Recently, the Missouri Administrative Hearing Commission dismissed the appeal of a taxpayer's claim for refund of sales and use tax because it was not timely filed. The appeal, which was mailed within the 60-day period to appeal, named the Commission as the addressee stating the Commission's address. However, the envelope in which it was sent was addressed to the Department of Revenue and wasn’t delivered to the Commission until July 28, 2010, 61 days after the taxpayer received the decision denying its original claim. In other words, one day late.

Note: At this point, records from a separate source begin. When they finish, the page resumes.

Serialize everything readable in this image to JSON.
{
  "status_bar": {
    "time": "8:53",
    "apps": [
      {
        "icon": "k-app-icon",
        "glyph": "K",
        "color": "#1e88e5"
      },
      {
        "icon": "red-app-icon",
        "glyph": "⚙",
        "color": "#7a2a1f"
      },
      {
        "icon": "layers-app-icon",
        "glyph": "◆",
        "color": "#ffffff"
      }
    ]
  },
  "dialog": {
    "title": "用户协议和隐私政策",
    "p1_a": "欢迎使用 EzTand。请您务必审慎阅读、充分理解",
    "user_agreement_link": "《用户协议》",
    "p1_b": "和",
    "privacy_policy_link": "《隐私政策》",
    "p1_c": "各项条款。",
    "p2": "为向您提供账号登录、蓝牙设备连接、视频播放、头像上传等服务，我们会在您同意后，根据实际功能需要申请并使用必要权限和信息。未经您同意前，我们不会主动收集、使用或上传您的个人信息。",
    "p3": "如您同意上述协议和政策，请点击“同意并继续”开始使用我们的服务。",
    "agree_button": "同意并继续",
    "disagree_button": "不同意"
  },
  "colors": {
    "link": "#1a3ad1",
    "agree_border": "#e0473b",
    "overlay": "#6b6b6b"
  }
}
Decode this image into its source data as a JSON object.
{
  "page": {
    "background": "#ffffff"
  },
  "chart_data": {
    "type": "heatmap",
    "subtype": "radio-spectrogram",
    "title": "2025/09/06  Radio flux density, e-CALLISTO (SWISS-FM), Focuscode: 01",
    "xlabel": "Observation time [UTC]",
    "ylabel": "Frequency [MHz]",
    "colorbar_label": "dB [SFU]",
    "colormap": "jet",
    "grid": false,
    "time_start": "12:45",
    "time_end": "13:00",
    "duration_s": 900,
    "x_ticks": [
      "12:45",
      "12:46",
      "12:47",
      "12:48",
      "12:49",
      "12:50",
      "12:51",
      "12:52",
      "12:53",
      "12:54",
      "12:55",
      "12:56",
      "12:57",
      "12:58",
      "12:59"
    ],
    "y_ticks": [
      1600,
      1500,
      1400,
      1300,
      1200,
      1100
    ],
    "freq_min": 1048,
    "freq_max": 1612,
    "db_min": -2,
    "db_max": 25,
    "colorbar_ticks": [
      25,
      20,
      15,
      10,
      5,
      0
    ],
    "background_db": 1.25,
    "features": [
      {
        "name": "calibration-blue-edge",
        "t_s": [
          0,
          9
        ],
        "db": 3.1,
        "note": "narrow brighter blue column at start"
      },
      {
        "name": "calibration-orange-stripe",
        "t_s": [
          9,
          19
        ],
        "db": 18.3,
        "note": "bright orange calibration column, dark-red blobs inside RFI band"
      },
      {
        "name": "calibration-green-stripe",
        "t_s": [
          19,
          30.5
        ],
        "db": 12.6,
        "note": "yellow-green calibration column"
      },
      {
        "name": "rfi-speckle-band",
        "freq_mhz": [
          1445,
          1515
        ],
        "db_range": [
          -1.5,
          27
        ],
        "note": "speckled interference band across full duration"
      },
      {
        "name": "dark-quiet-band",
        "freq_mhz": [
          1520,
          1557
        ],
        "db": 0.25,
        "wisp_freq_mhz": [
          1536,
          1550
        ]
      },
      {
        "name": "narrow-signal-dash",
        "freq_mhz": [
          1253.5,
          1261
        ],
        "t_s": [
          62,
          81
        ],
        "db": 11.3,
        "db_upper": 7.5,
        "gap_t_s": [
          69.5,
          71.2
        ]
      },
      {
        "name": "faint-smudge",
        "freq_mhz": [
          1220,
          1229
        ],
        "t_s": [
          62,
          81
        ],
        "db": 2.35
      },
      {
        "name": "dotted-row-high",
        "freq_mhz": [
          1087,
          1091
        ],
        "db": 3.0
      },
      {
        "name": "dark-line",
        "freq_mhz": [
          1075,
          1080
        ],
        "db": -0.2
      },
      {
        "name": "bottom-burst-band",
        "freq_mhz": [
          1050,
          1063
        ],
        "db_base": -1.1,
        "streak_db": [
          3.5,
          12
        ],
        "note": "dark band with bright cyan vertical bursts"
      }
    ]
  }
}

The taxpayer did not transmit its complaint by certified mail to the Commission; it transmitted the complaint by certified mail to the Director. The Commission is a neutral, independent agency that is separate from the Department of Revenue. Because the complaint was not transmitted by certified mail to the Commission, it was not filed until the Commission received it on July 28, 2010, and therefore, was not timely. (Associated Fire Protection v. Director of Revenue, Administrative Hearing Commission, Dkt. No. 10-1449 RS, 09/02/2010 .)
While I normally support the judgment of the jurisdictions in matters of “form over substance”, in this case I believe the Commission should/could have used discretion in affording the taxpayer the right to appeal. It is important to acknowledge that form over substance normally favors the taxpayer as much as it does the state. However, jurisdictions will hold taxpayers accountable when they don’t employ reasonable and prudent inquiry when accepting a certificate of resale. It seems to me that under the circumstances outlined in the above matter, the jurisdiction should have been reasonable and employed some common sense in its determination – and concluded that the taxpayer met the requirements of the appeals process.
Chalk it up to another example of reduced leniency as a result of enhanced sales tax collection efforts.